Yeah yeah, that is supposedly not true, in terms of someone being more than their outward appearance may indicate. But let’s examine the statement from another angle: the ability of clothing, haberdashery, garments to make a person seem real, tangible and present. One example is at Graceland where all of Elvis’ famously garish outfits are on display. When you look at them your mind’s eye sees him wearing them; they evoke his image. Another example is at the US Holocaust Museum here in DC where there is a room that is nothing but wall to wall and floor to ceiling shoes. The shoes all belonged to victims of the Holocaust, and almost nothing in the world makes such a horrifying yet abstract atrocity more real and present and soul-touching than seeing the actual shoes of actual murdered people: men, women and children. It is exactly and precisely the shoes that make the people real.

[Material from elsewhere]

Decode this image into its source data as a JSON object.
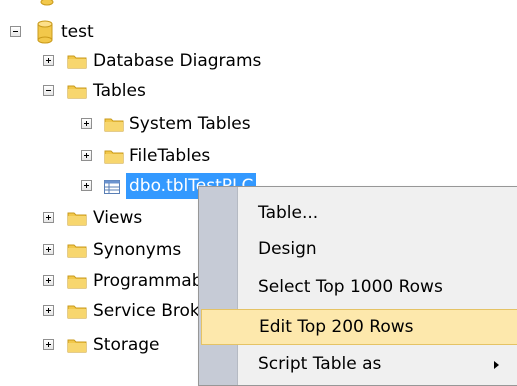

Another example is my mom and dad’s place. I didn’t understand before today why my mom was packing my dad’s clothes into suitcases to get them out of the closet. I was thinking it was a bit fast, a bit soon, but was essentially telling myself I was okay with whatever she thought she needed to do. Today, however, I opened her coat closet and saw the blue denim flannel shirt that my dad always, always, always wore as a pseudo-jacket. Still on the hanger, bearing all the un-crisp, un-laundered, shaped-to-fit hallmarks of a shirt just waiting for its owner to come back and settle comfortably into it once again. I almost fell backward with the wave of grief that washed over me simply because in looking at that shirt I saw the shape of his shoulders, the buttons always undone to reveal one of his funny/silly/un-pc T-shirts, the sleeves still rolled up to their exact, preferred location on his arms. I saw *him* in that shirt like I had done thousands of times before. I knew that if I stepped a little closer I would probably be able to smell his aftershave too. I had to close the closet door and walk away swiftly to avoid completely losing my sh*t in front of The Bambina.

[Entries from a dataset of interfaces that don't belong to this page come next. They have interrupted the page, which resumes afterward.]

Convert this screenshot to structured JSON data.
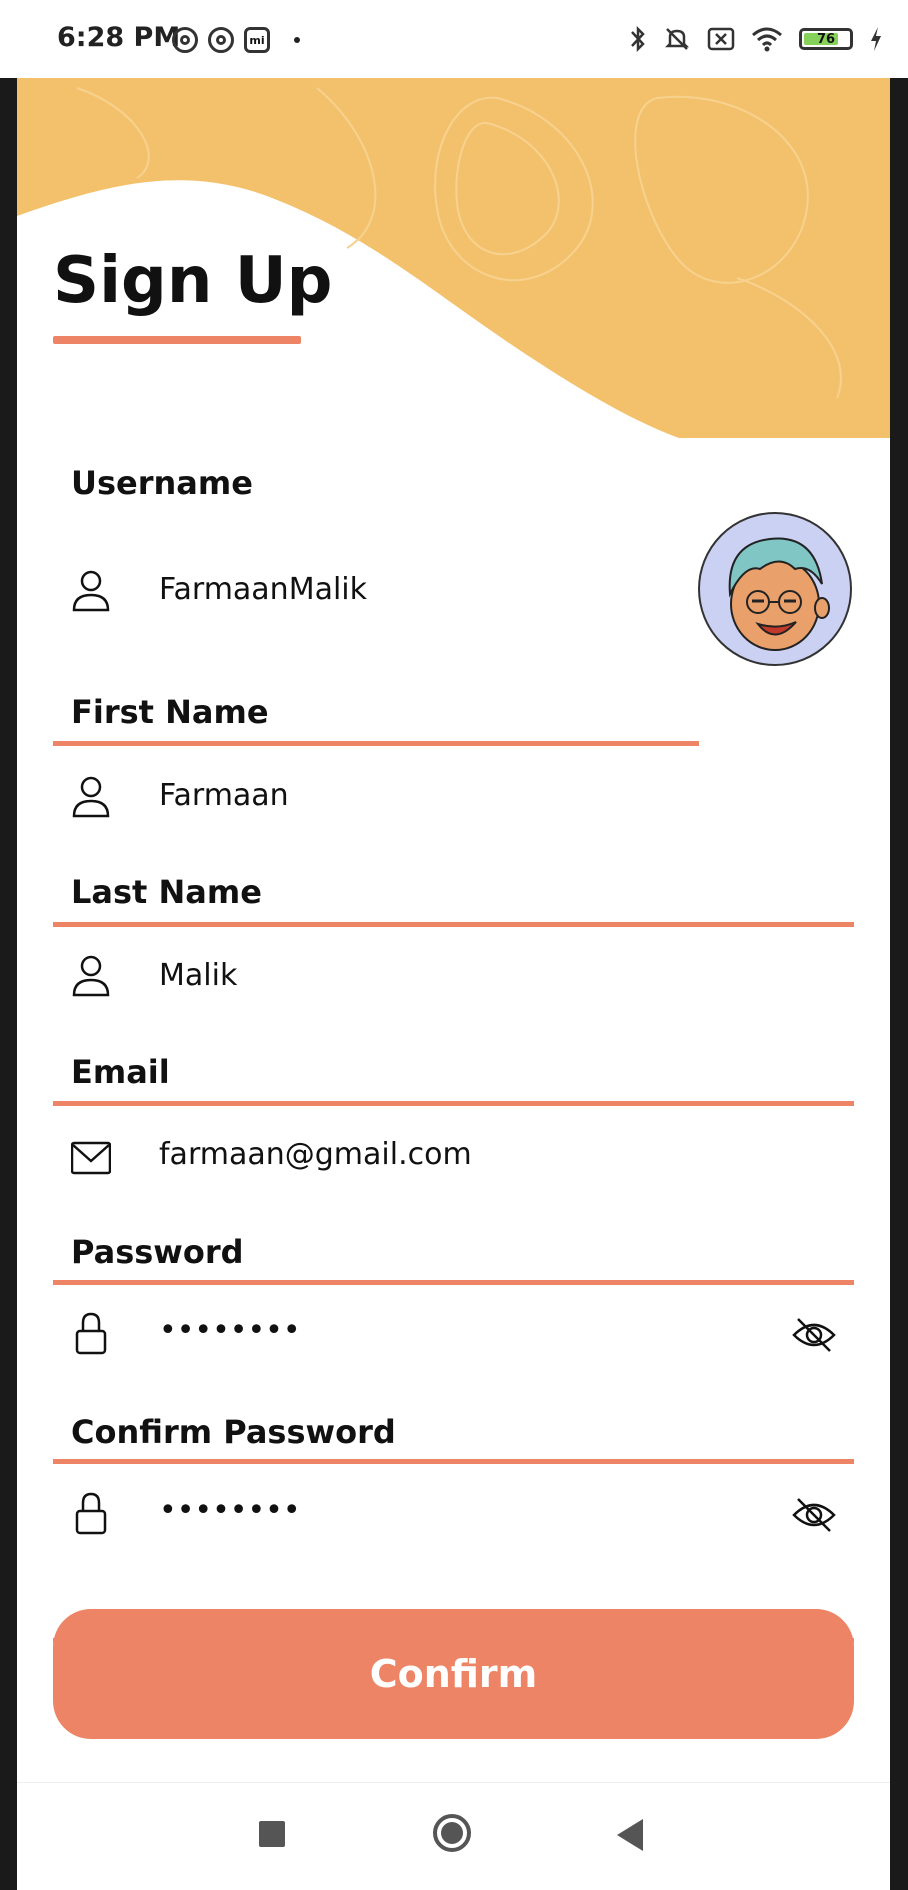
{
  "status_bar": {
    "time": "6:28 PM",
    "mi_badge": "mi",
    "battery_level": "76",
    "icons_left": [
      "at-circle-icon",
      "at-circle-icon",
      "mi-icon",
      "dot-icon"
    ],
    "icons_right": [
      "bluetooth-icon",
      "mute-icon",
      "no-sim-icon",
      "wifi-icon",
      "battery-icon",
      "charging-icon"
    ]
  },
  "page": {
    "title": "Sign Up"
  },
  "form": {
    "username": {
      "label": "Username",
      "value": "FarmaanMalik",
      "icon": "person-icon"
    },
    "first_name": {
      "label": "First Name",
      "value": "Farmaan",
      "icon": "person-icon"
    },
    "last_name": {
      "label": "Last Name",
      "value": "Malik",
      "icon": "person-icon"
    },
    "email": {
      "label": "Email",
      "value": "farmaan@gmail.com",
      "icon": "mail-icon"
    },
    "password": {
      "label": "Password",
      "value": "••••••••",
      "icon": "lock-icon",
      "toggle_icon": "eye-off-icon"
    },
    "confirm_password": {
      "label": "Confirm Password",
      "value": "••••••••",
      "icon": "lock-icon",
      "toggle_icon": "eye-off-icon"
    }
  },
  "actions": {
    "confirm_label": "Confirm"
  },
  "colors": {
    "accent": "#ed8466",
    "header_wave": "#f3c16b",
    "avatar_bg": "#cbd1f2"
  },
  "nav_bar": {
    "buttons": [
      "recents-icon",
      "home-icon",
      "back-icon"
    ]
  }
}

So there, in the presence of a simple, average, everyday shirt, I finally understood why my mom was packing them up. Clothes; worn, rumpled, lived-in clothes that seem to live on even when those who wore them do not, can be either warmly comforting or exquisitely painful depending on the recency of the loss. I know that someday I will find it funny to ponder purchasing the right sized mannequins to wear his various threads when I open The Wee Fat Scotsman Museum and Whiskey Lounge, but right now it’s too soon feel anything but heartache when I catch a glimpse of the clothes that made the man.